(Guess how he poisons Libby? That’s right. Tea. He had her favorite tea shipped to her doorstep once a month. That’s the one key comparison to Alice. Tea. And that he’s mad. He doesn’t make or sell hats. )


He was seen. By a homeless woman with developmental delays.

Turns out Mad Hatter’s Son sounds like “Patterson” to the mentally disabled and from here on out the mystery is solved.

Ian is caught, Annie is borderline about to fall in love with the hottie neighbor, Angel (appropriately named), and all seems well? Nope.

Ian stalks from prison and makes Annie’s life a living hell.

Starbuck’s novels are your typical quick romances/mysteries that can be read in an hour or two is you sit down and read them. They aren’t captivating material that will explode the internet, but for what it’s worth, I found them pretty entertaining.

Posted in Mystery

The Wicked Deep

I recently finished The Wicked Deep by Shea Ernshaw.

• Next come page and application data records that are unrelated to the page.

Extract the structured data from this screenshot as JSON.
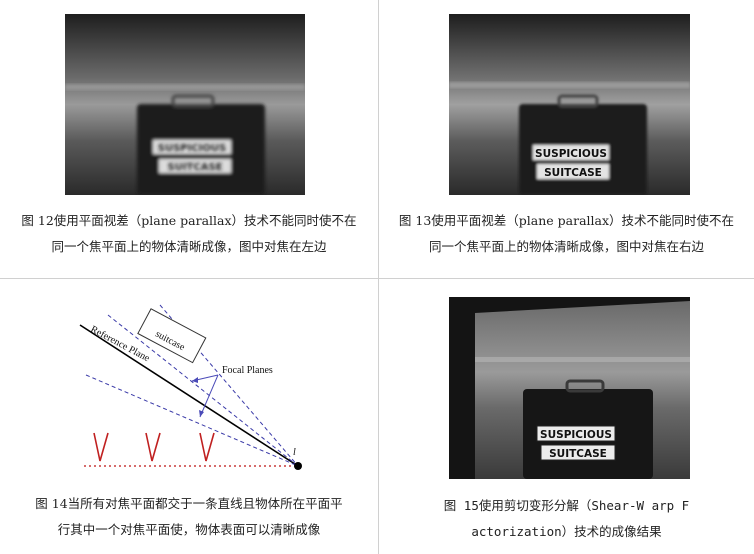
{
  "figures": [
    {
      "caption_line1": "图 12使用平面视差（plane parallax）技术不能同时使不在",
      "caption_line2": "同一个焦平面上的物体清晰成像，图中对焦在左边",
      "sign_top": "SUSPICIOUS",
      "sign_bottom": "SUITCASE"
    },
    {
      "caption_line1": "图 13使用平面视差（plane parallax）技术不能同时使不在",
      "caption_line2": "同一个焦平面上的物体清晰成像，图中对焦在右边",
      "sign_top": "SUSPICIOUS",
      "sign_bottom": "SUITCASE"
    },
    {
      "caption_line1": "图 14当所有对焦平面都交于一条直线且物体所在平面平",
      "caption_line2": "行其中一个对焦平面使，物体表面可以清晰成像",
      "diagram_ref_label": "Reference Plane",
      "diagram_focal_label": "Focal Planes",
      "diagram_box_label": "suitcase",
      "diagram_point_label": "l"
    },
    {
      "caption_line1": "图 15使用剪切变形分解（Shear-W arp F",
      "caption_line2": "actorization）技术的成像结果",
      "sign_top": "SUSPICIOUS",
      "sign_bottom": "SUITCASE"
    }
  ]
}
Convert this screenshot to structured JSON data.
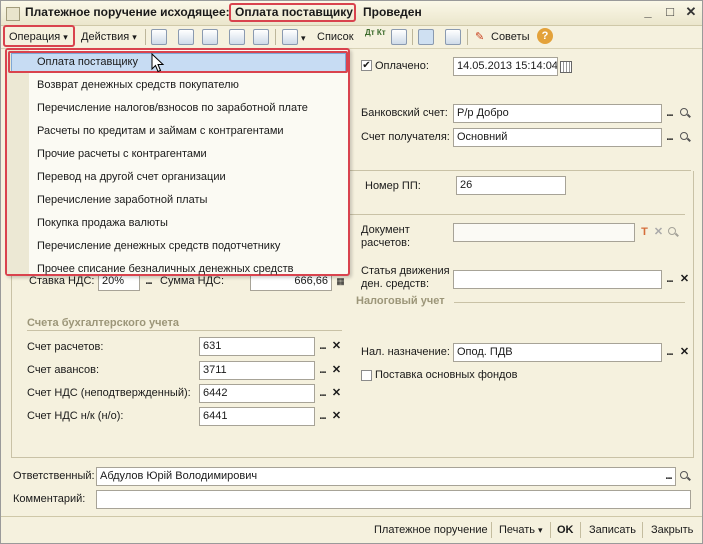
{
  "window": {
    "title_prefix": "Платежное поручение исходящее:",
    "title_operation": "Оплата поставщику",
    "title_status": "Проведен",
    "min": "_",
    "max": "□",
    "close": "✕"
  },
  "toolbar": {
    "operation": "Операция",
    "actions": "Действия",
    "list": "Список",
    "dt_kt": "Дт Кт",
    "advice": "Советы",
    "help": "?"
  },
  "operation_menu": {
    "items": [
      "Оплата поставщику",
      "Возврат денежных средств покупателю",
      "Перечисление налогов/взносов по заработной плате",
      "Расчеты по кредитам и займам с контрагентами",
      "Прочие расчеты с контрагентами",
      "Перевод на другой счет организации",
      "Перечисление заработной платы",
      "Покупка продажа валюты",
      "Перечисление денежных средств подотчетнику",
      "Прочее списание безналичных денежных средств"
    ]
  },
  "form": {
    "paid_label": "Оплачено:",
    "paid_checked": "✔",
    "paid_date": "14.05.2013 15:14:04",
    "bank_account_label": "Банковский счет:",
    "bank_account": "Р/р Добро",
    "recipient_account_label": "Счет получателя:",
    "recipient_account": "Основний",
    "pp_number_label": "Номер ПП:",
    "pp_number": "26",
    "doc_label_1": "Документ",
    "doc_label_2": "расчетов:",
    "doc_value": "",
    "movement_label_1": "Статья движения",
    "movement_label_2": "ден. средств:",
    "movement_value": "",
    "vat_rate_label": "Ставка НДС:",
    "vat_rate": "20%",
    "vat_sum_label": "Сумма НДС:",
    "vat_sum": "666,66",
    "tax_group": "Налоговый учет",
    "accounts_group": "Счета бухгалтерского учета",
    "settle_label": "Счет расчетов:",
    "settle": "631",
    "advance_label": "Счет авансов:",
    "advance": "3711",
    "vat_unconf_label": "Счет НДС (неподтвержденный):",
    "vat_unconf": "6442",
    "vat_nk_label": "Счет НДС н/к (н/о):",
    "vat_nk": "6441",
    "tax_purpose_label": "Нал. назначение:",
    "tax_purpose": "Опод. ПДВ",
    "fixed_assets_label": "Поставка основных фондов",
    "responsible_label": "Ответственный:",
    "responsible": "Абдулов Юрій Володимирович",
    "comment_label": "Комментарий:",
    "comment": ""
  },
  "statusbar": {
    "payment_order": "Платежное поручение",
    "print": "Печать",
    "ok": "OK",
    "save": "Записать",
    "close": "Закрыть"
  }
}
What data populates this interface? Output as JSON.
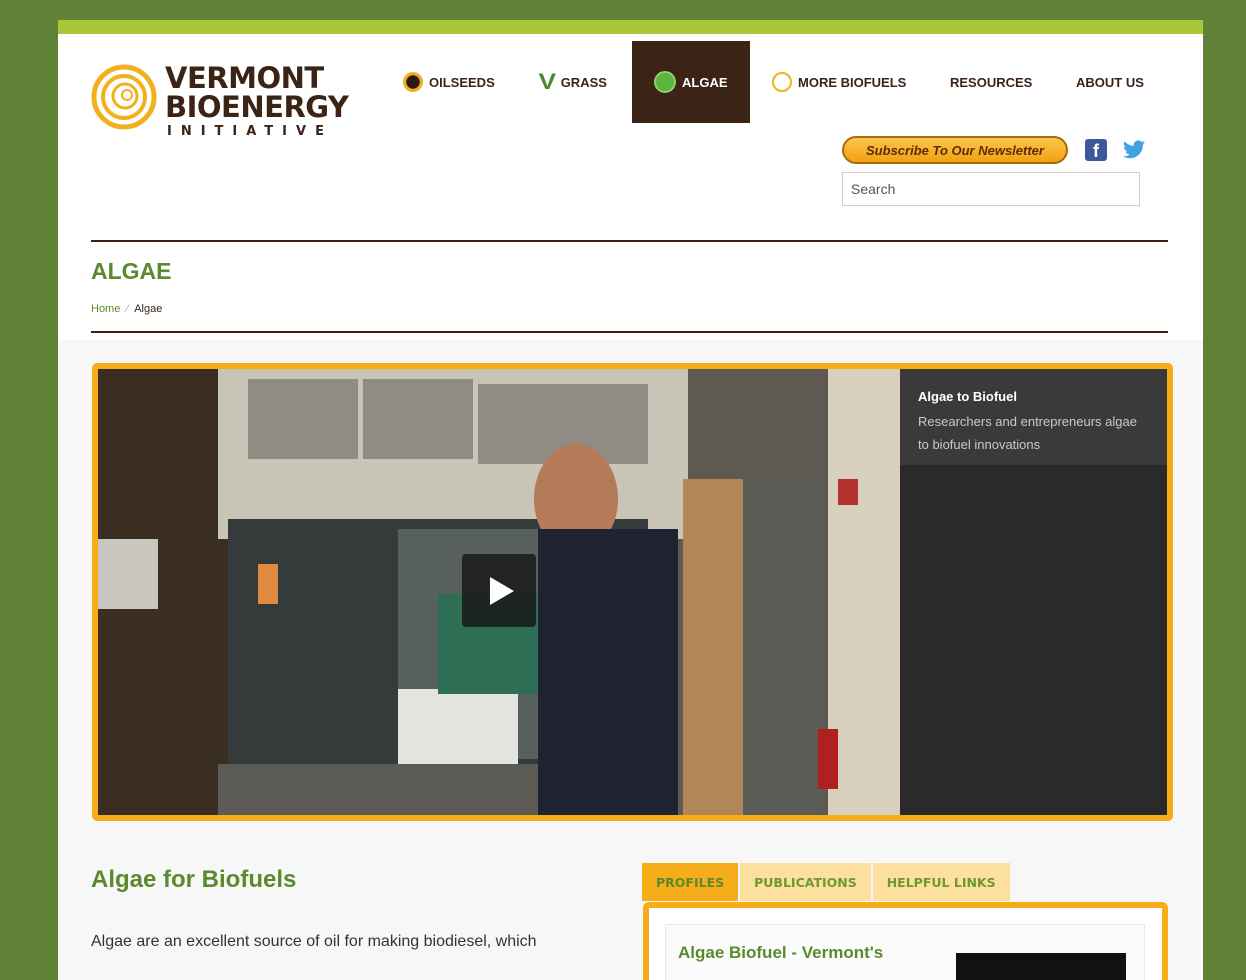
{
  "logo": {
    "line1": "VERMONT",
    "line2": "BIOENERGY",
    "line3": "INITIATIVE"
  },
  "nav": {
    "items": [
      {
        "label": "OILSEEDS",
        "icon": "sunflower-icon"
      },
      {
        "label": "GRASS",
        "icon": "grass-icon"
      },
      {
        "label": "ALGAE",
        "icon": "algae-dot-icon",
        "active": true
      },
      {
        "label": "MORE BIOFUELS",
        "icon": "sun-swirl-icon"
      },
      {
        "label": "RESOURCES"
      },
      {
        "label": "ABOUT US"
      }
    ]
  },
  "header": {
    "subscribe_label": "Subscribe To Our Newsletter",
    "search_placeholder": "Search"
  },
  "page": {
    "title": "ALGAE",
    "breadcrumb": {
      "home": "Home",
      "current": "Algae"
    }
  },
  "video": {
    "title": "Algae to Biofuel",
    "description": "Researchers and entrepreneurs algae to biofuel innovations"
  },
  "article": {
    "heading": "Algae for Biofuels",
    "intro": "Algae are an excellent source of oil for making biodiesel, which"
  },
  "tabs": {
    "items": [
      "PROFILES",
      "PUBLICATIONS",
      "HELPFUL LINKS"
    ],
    "active_index": 0
  },
  "profile": {
    "title": "Algae Biofuel - Vermont's"
  },
  "colors": {
    "frame_green": "#5f8237",
    "accent_lime": "#a8c63a",
    "brown": "#3b2315",
    "orange": "#f6ad19",
    "heading_green": "#5b8a2e"
  }
}
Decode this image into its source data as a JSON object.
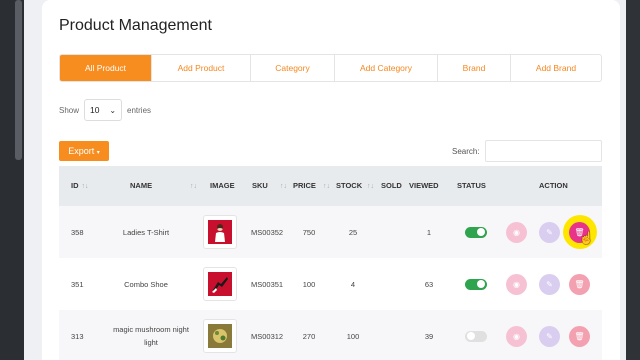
{
  "page_title": "Product Management",
  "tabs": [
    "All Product",
    "Add Product",
    "Category",
    "Add Category",
    "Brand",
    "Add Brand"
  ],
  "length_menu": {
    "show": "Show",
    "value": "10",
    "entries": "entries"
  },
  "export_label": "Export",
  "search_label": "Search:",
  "columns": {
    "id": "ID",
    "name": "NAME",
    "image": "IMAGE",
    "sku": "SKU",
    "price": "PRICE",
    "stock": "STOCK",
    "sold": "SOLD",
    "viewed": "VIEWED",
    "status": "STATUS",
    "action": "ACTION"
  },
  "rows": [
    {
      "id": "358",
      "name": "Ladies T-Shirt",
      "sku": "MS00352",
      "price": "750",
      "stock": "25",
      "sold": "",
      "viewed": "1",
      "status": "on",
      "image_icon": "tshirt-product-image"
    },
    {
      "id": "351",
      "name": "Combo Shoe",
      "sku": "MS00351",
      "price": "100",
      "stock": "4",
      "sold": "",
      "viewed": "63",
      "status": "on",
      "image_icon": "shoe-product-image"
    },
    {
      "id": "313",
      "name": "magic mushroom night light",
      "sku": "MS00312",
      "price": "270",
      "stock": "100",
      "sold": "",
      "viewed": "39",
      "status": "off",
      "image_icon": "night-light-product-image"
    }
  ],
  "colors": {
    "accent": "#f78c1f",
    "toggle_on": "#2ea44f",
    "delete_active": "#e8338a"
  }
}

I have to say, I was bored for a while. I was interested enough to continue with the story, but I wasn’t invested in the characters by any means..until I met Hazel.

The book is set in the small harbor town of Sparrow. The legend of the Swan Sisters runs rampant every year after the school year ends as it marks the beginning of Swan Season. 200 years prior, the Swan Sisters were sentenced to death and drowned in the harbor for being “witches.” Really, the towns women were jealous that their husbands were intrigued by the beautiful sisters.

Women, scold your men, don’t drown innocent women.

During the Swan Season, Sparrow is filled with tourists waiting to watch the curse of the sisters unfold. The legend says the sisters return each summer and inhabit the bodies of 3 of the girls from the town. The girls then choose at least 1 boy from the town to be their victim. They boy is found dead, drowned, in the harbor after coming in to contact with any of the girls inhabited by a Swan sister.

Marguerite is the first to strike, hating the people of Sparrow more than the others. Aurora is greedy, she’s known to take 2 boys at once so they can spend eternity with her in the murky harbor. Hazel takes 1 boy at random, but this season is different.

I love that Ernshaw chose to make one of the sisters want to stop being vengeful. Hazel decides that it is time for the Sister’s curse on the town to be over. For 3 consecutive years, she has chosen to inhabit Penny Talbot, the daughter of the Lighthouse owner that disappeared 3 years prior, that lives on the small Lumiere Island. Hazel’s former love, Owen, once lived on Lumiere Island, but he chose to drown with her on the day of her murder.

On the island she meets Bo, a young man that Penny offered shelter too in exchange for help maintaining the island. Hazel falls in love with Bo, Bo falls in love with “Penny.” Bo is in Sparrow to discover who drowned his brother, Kyle, the previous summer

To make a long blog post short, Bo finds out that Penny is Hazel, that Hazel killed Penny’s father as well as Bo’s brother, and that somehow, he is still capable of loving her. Hazel decides to end the curse once and for all by drowning herself and asking Bo to drag Penny’s body from the water afterwards so that she might live..

Ernshaw’s unexpected twist in her story by exposing Penny to be Hazel was a smart strategic move. I am also impressed that she chose to let Bo stay in love with Hazel. Overall. Ernshaw was able to turn my viewpoint from barely a 3 star read to a solid 4 star, or should I say 4 Swan read?? Moon read?? Oh, well, y’all get the point.

Well done.